Element data from apps and pages
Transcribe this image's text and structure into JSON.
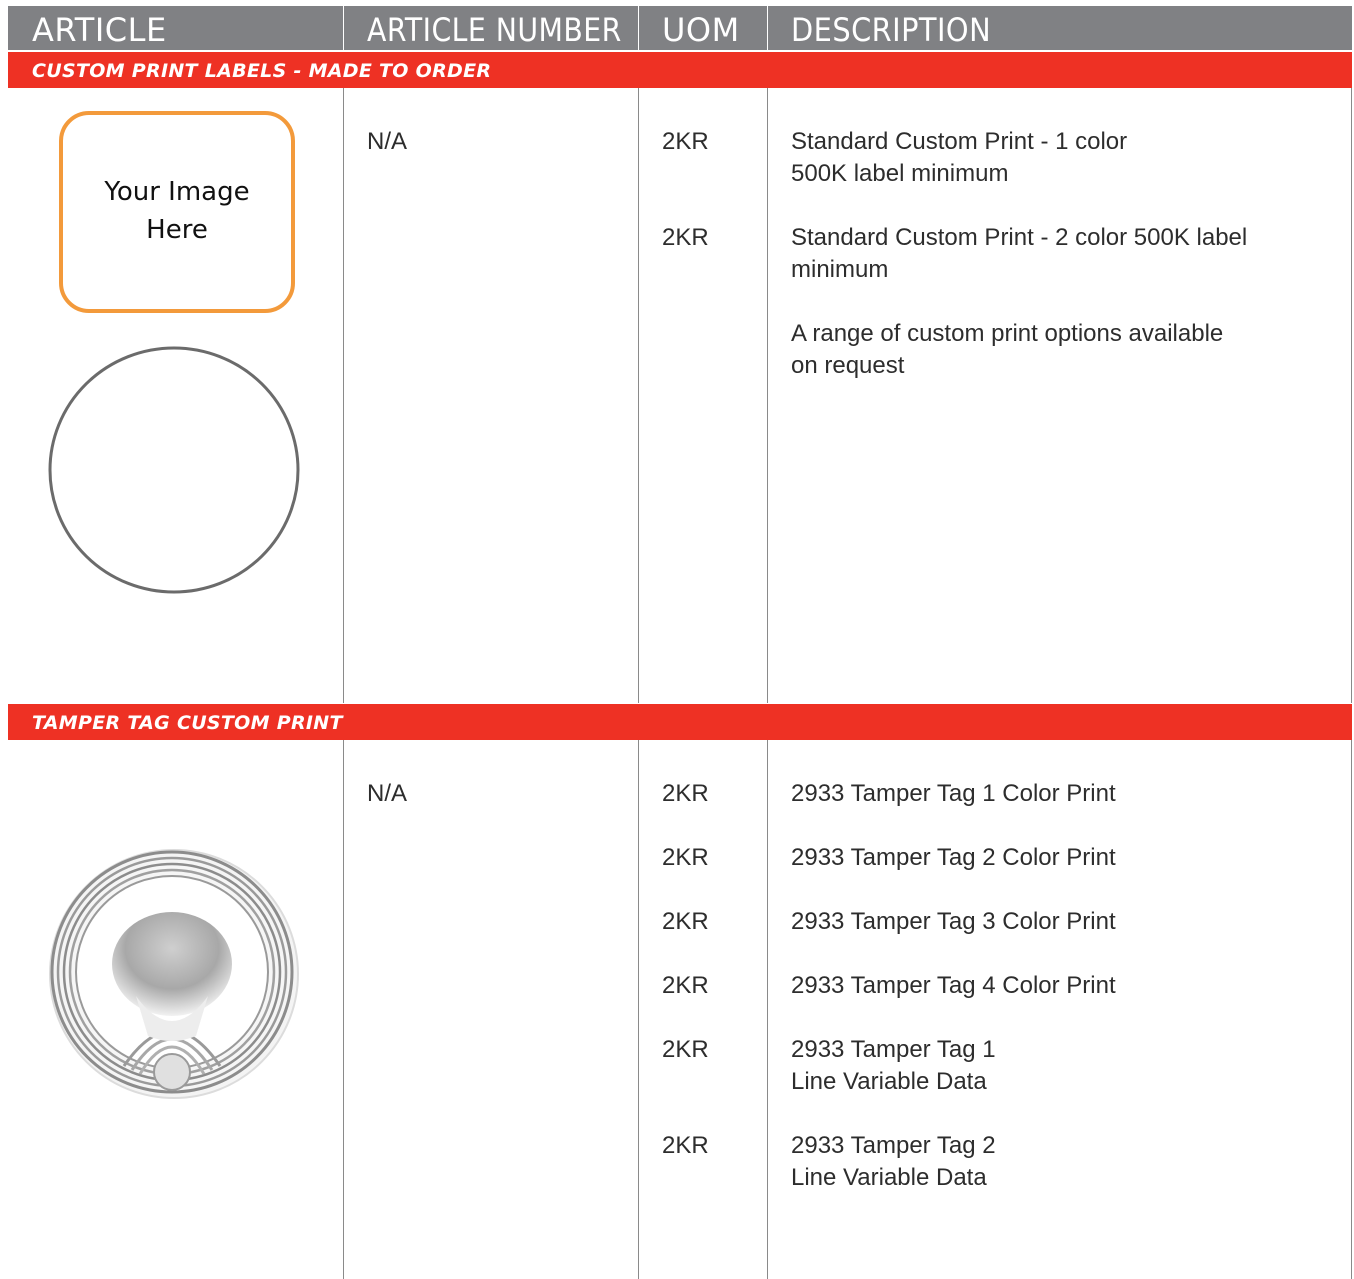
{
  "header": {
    "columns": [
      "ARTICLE",
      "ARTICLE NUMBER",
      "UOM",
      "DESCRIPTION"
    ],
    "background": "#808184"
  },
  "accent_color": "#ee3124",
  "placeholder_color": "#f39a3b",
  "sections": [
    {
      "title": "CUSTOM PRINT LABELS - MADE TO ORDER",
      "placeholder_line1": "Your Image",
      "placeholder_line2": "Here",
      "icons": [
        "image-placeholder-icon",
        "circle-label-icon"
      ],
      "article_number": "N/A",
      "rows": [
        {
          "uom": "2KR",
          "lines": [
            "Standard Custom Print - 1 color",
            "500K label minimum"
          ]
        },
        {
          "uom": "2KR",
          "lines": [
            "Standard Custom Print - 2 color 500K label",
            "minimum"
          ]
        },
        {
          "uom": "",
          "lines": [
            "A range of custom print options available",
            "on request"
          ]
        }
      ]
    },
    {
      "title": "TAMPER TAG CUSTOM PRINT",
      "icons": [
        "rfid-tamper-tag-icon"
      ],
      "article_number": "N/A",
      "rows": [
        {
          "uom": "2KR",
          "lines": [
            "2933 Tamper Tag 1 Color Print"
          ]
        },
        {
          "uom": "2KR",
          "lines": [
            "2933 Tamper Tag 2 Color Print"
          ]
        },
        {
          "uom": "2KR",
          "lines": [
            "2933 Tamper Tag 3 Color Print"
          ]
        },
        {
          "uom": "2KR",
          "lines": [
            "2933 Tamper Tag 4 Color Print"
          ]
        },
        {
          "uom": "2KR",
          "lines": [
            "2933 Tamper Tag 1",
            "Line Variable Data"
          ]
        },
        {
          "uom": "2KR",
          "lines": [
            "2933 Tamper Tag 2",
            "Line Variable Data"
          ]
        }
      ]
    }
  ]
}
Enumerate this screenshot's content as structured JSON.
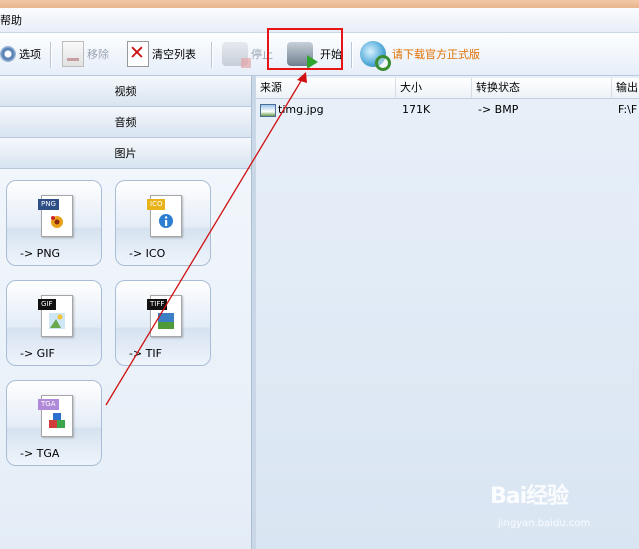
{
  "menubar": {
    "help": "帮助"
  },
  "toolbar": {
    "options": "选项",
    "remove": "移除",
    "clear_list": "清空列表",
    "stop": "停止",
    "start": "开始",
    "download_official": "请下载官方正式版"
  },
  "sidebar": {
    "categories": [
      "视频",
      "音频",
      "图片"
    ],
    "formats": [
      {
        "tag": "PNG",
        "label": "-> PNG"
      },
      {
        "tag": "ICO",
        "label": "-> ICO"
      },
      {
        "tag": "GIF",
        "label": "-> GIF"
      },
      {
        "tag": "TIFF",
        "label": "-> TIF"
      },
      {
        "tag": "TGA",
        "label": "-> TGA"
      }
    ]
  },
  "file_list": {
    "columns": [
      "来源",
      "大小",
      "转换状态",
      "输出"
    ],
    "rows": [
      {
        "source": "timg.jpg",
        "size": "171K",
        "status": "-> BMP",
        "output": "F:\\F"
      }
    ]
  },
  "watermark": {
    "brand": "Bai经验",
    "url": "jingyan.baidu.com"
  },
  "colors": {
    "highlight": "#e61414",
    "annotation_arrow": "#d01010",
    "promo_text": "#e06f00"
  }
}
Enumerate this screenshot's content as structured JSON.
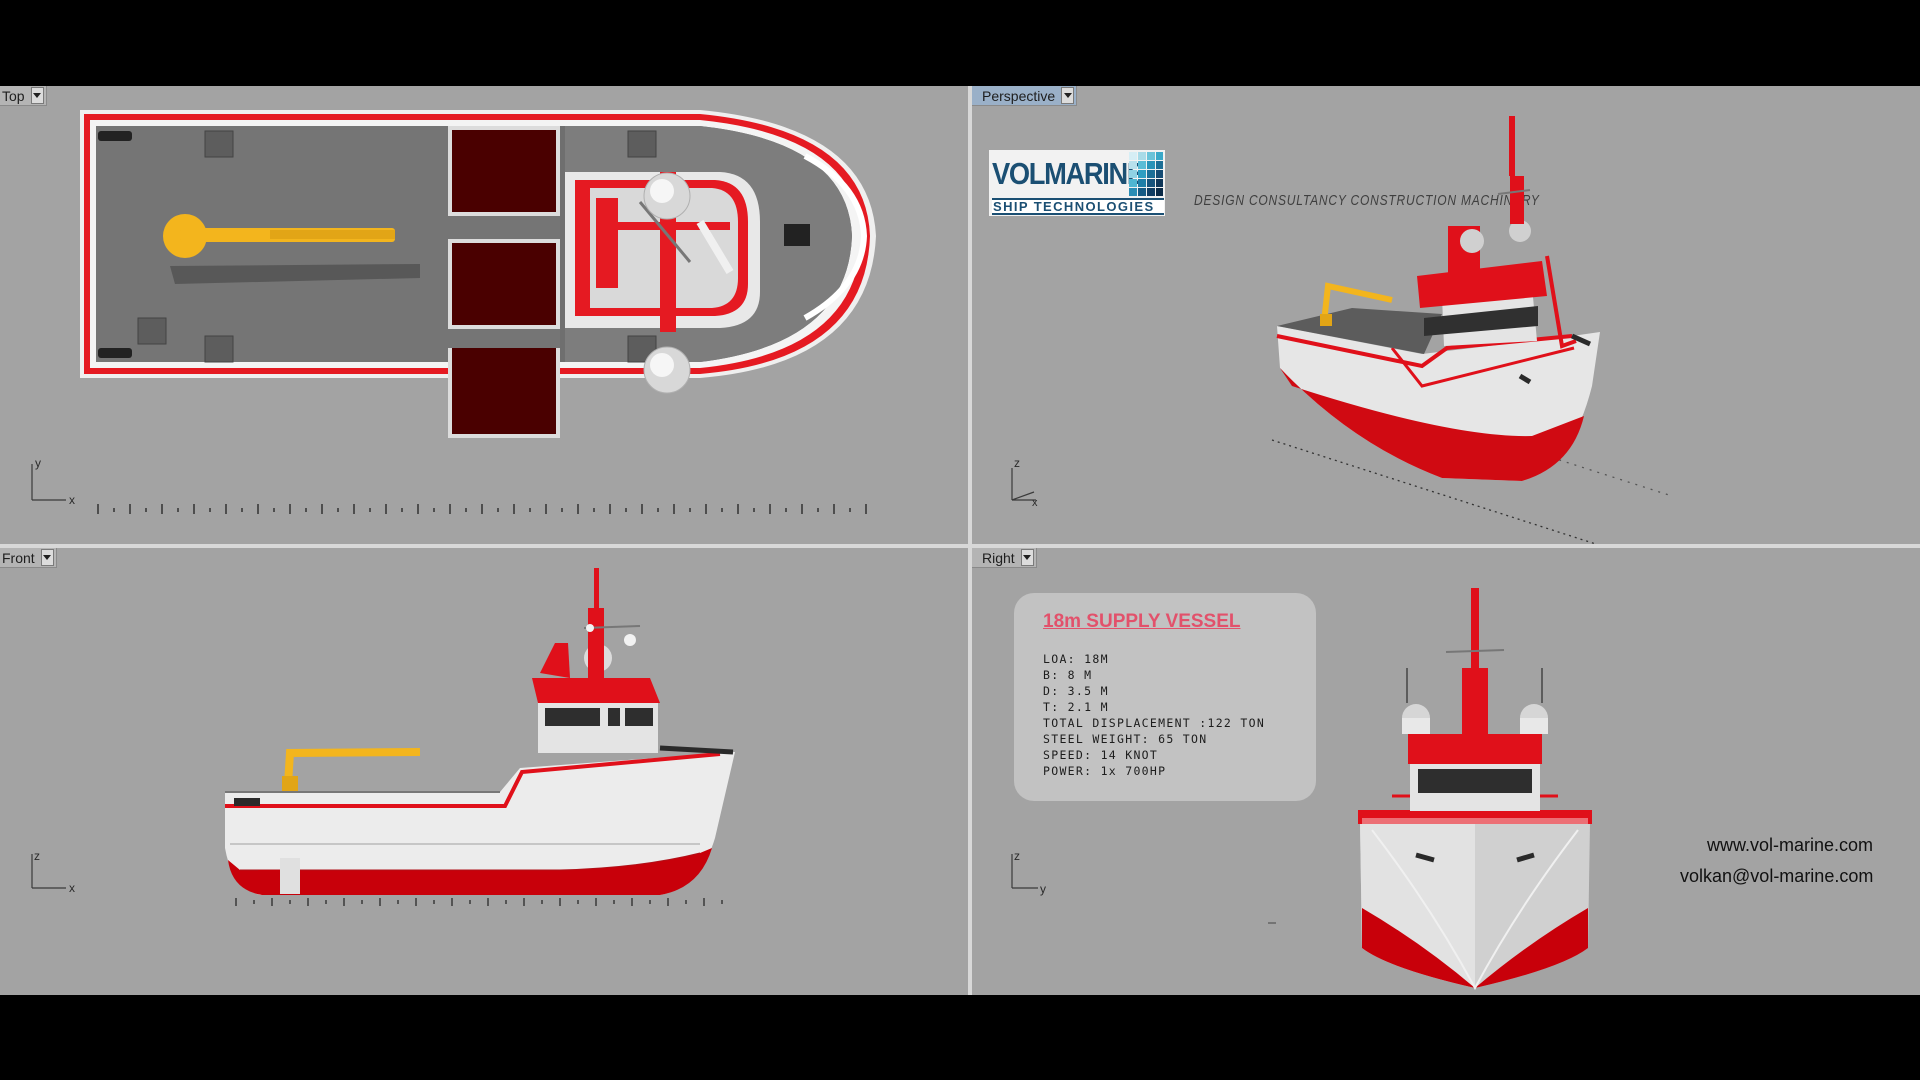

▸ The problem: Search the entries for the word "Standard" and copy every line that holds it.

▸ Written response:
            "Standard Custom Print - 1 color",
            "Standard Custom Print - 2 color 500K label",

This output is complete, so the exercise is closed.